A Guide On How to Find A Suitable Ride-on Vehicle for Your Child

    Ride-on vehicles

    Ride-on vehicles for children are an absolute delight. Whether it is the simplest balance bike or a self-propelled foot-to-floor ride on a jeep with huge wheels, your kid will eventually love it. Yet, there are so many options to choose from, and you need to be considerate of safety more than anything. 

    Many people will see a legendary ride-on vehicle with 24 Volt Power Wheels and feel totally enamored with the thought of their kid zipping around on it. However, caution is a must, and a 24 Volt ride-on vehicle is only really suitable after the age of 5, and for more cautious kids perhaps beyond that. 

    The first thing you must consider when you want to buy a ride-on toy for your little one is to focus on age guides, and age is the most important factor in line with safety. 

    Age considerations

    Age is important to consider. You do not want a toddler, whose motor skills are still not up to scratch, zipping around at 3 to 5 miles per hour. It may not seem that fast when you are used to doing 70 mph down the highway, but when it’s your baby, it’s a different matter. 

    Let’s run over what ride-on vehicles are most suitable to which age groups.

    0-2 years old

    Children in this age group are still in the process of developing their motor skills. This means that they are extra vulnerable to falls. This is why, if you want to invest in an electric ride-on vehicle for a child of this age, you need to select one that is made for this age group. These vehicles that are made for children of 1 or 2 years old are designed with a range of specialized features, this includes especially supportive seats to help prevent any toppling over, and they are very low powered, meaning the top speed is about 2 mph. A toddler doesn’t need to go faster than that. 

    Unlike older kids, these vehicles are often controlled via a one-touch button system. They usually come with a remote, so the parents can control movement, taking control, or just when necessary to prevent any crashes or bumps. 

    3-5 years old
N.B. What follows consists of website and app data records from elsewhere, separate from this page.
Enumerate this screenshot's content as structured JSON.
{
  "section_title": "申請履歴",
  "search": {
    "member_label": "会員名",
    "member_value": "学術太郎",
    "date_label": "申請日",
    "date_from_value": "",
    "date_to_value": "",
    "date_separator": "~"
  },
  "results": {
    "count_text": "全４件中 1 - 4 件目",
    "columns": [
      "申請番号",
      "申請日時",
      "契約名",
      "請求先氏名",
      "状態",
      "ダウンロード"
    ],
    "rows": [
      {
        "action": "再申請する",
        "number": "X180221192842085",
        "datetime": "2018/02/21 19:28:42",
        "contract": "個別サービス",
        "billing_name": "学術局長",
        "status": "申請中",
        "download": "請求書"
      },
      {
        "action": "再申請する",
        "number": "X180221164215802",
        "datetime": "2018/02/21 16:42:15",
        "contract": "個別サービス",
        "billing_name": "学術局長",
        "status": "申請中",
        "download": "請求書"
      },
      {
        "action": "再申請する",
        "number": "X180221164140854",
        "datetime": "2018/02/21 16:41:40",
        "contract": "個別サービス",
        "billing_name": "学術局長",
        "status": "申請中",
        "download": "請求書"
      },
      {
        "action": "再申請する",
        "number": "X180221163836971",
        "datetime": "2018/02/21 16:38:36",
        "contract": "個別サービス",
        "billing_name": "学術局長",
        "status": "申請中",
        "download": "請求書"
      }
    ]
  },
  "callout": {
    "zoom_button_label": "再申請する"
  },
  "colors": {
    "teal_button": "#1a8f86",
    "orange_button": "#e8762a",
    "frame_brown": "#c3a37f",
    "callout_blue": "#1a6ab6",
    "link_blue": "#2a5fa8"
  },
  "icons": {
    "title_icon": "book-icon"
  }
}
    By the time your kid is 3 years old, they have usually developed their motor skills and reflexes that are necessary to master a vehicle with more oomph. These can go up to 6mph, and they are often more detailed and designed to look more realistic. These, unlike ones for toddlers, can usually tackle outdoor terrain better, however, this is not true for all. 

    These are often more realistic, even including radios. While 6 Volts is sufficient for a child of this age, it can go higher up to 12 or 24 volts, however, this is usually only best for children with more advanced coordination, and it is best left for older children. 6 volts can go up to 2 mph whereas a 12 volt can go up to 3.5 mph, and 24 volts can go up to 6 mph.

    5-8 years old

    By the time your child is 5 years old, they will be able to cope with more advanced vehicles. These look even more like real cars, even designs that look like jeeps, Mercedes and Lamborghini. 

    This age range can usually use 24-volt vehicles, although some kids may feel better with the safety of a 12 volt instead. These vehicles are also good for outdoor terrain, and many of these will have a double motor system and multiple gears, including a reverse year. You can still get parental remote controls for this age range, some more advanced models may not have this. 

    These will usually have more power and more of a realistic driving experience, as this age group has better reflexes and coordination.

    8+ years old

    After your child is 8 years old, they should be able to drive a 24-volt vehicle. Some of the more cautious children may still prefer a 12 volt at this age. The vehicles designed for this age group are often more detailed and realistic looking, they often look like a mini version of the real thing, they tend to be more powerful and are multi-terrain. These are best with a 24-volt battery with twin motors and multiple gears. 

    The main consideration is that the vehicle has rubber tires that will provide plenty of traction. 


    You May Also Like

    5 Things To Do After A Car Accident

    Car accidents are a scary event that most people have a difficult time dealing ...

    Top 10 Ways To Be A Cutthroat Negotiator…At A Car Dealership

    Car dealerships are brutal when it comes to actually getting a deal that isn’t ...

    What Cars Would The Disney Princesses Drive?

    What Car Would Your Favorite Disney Princess Drive? Believe it or not, Disney princesses ...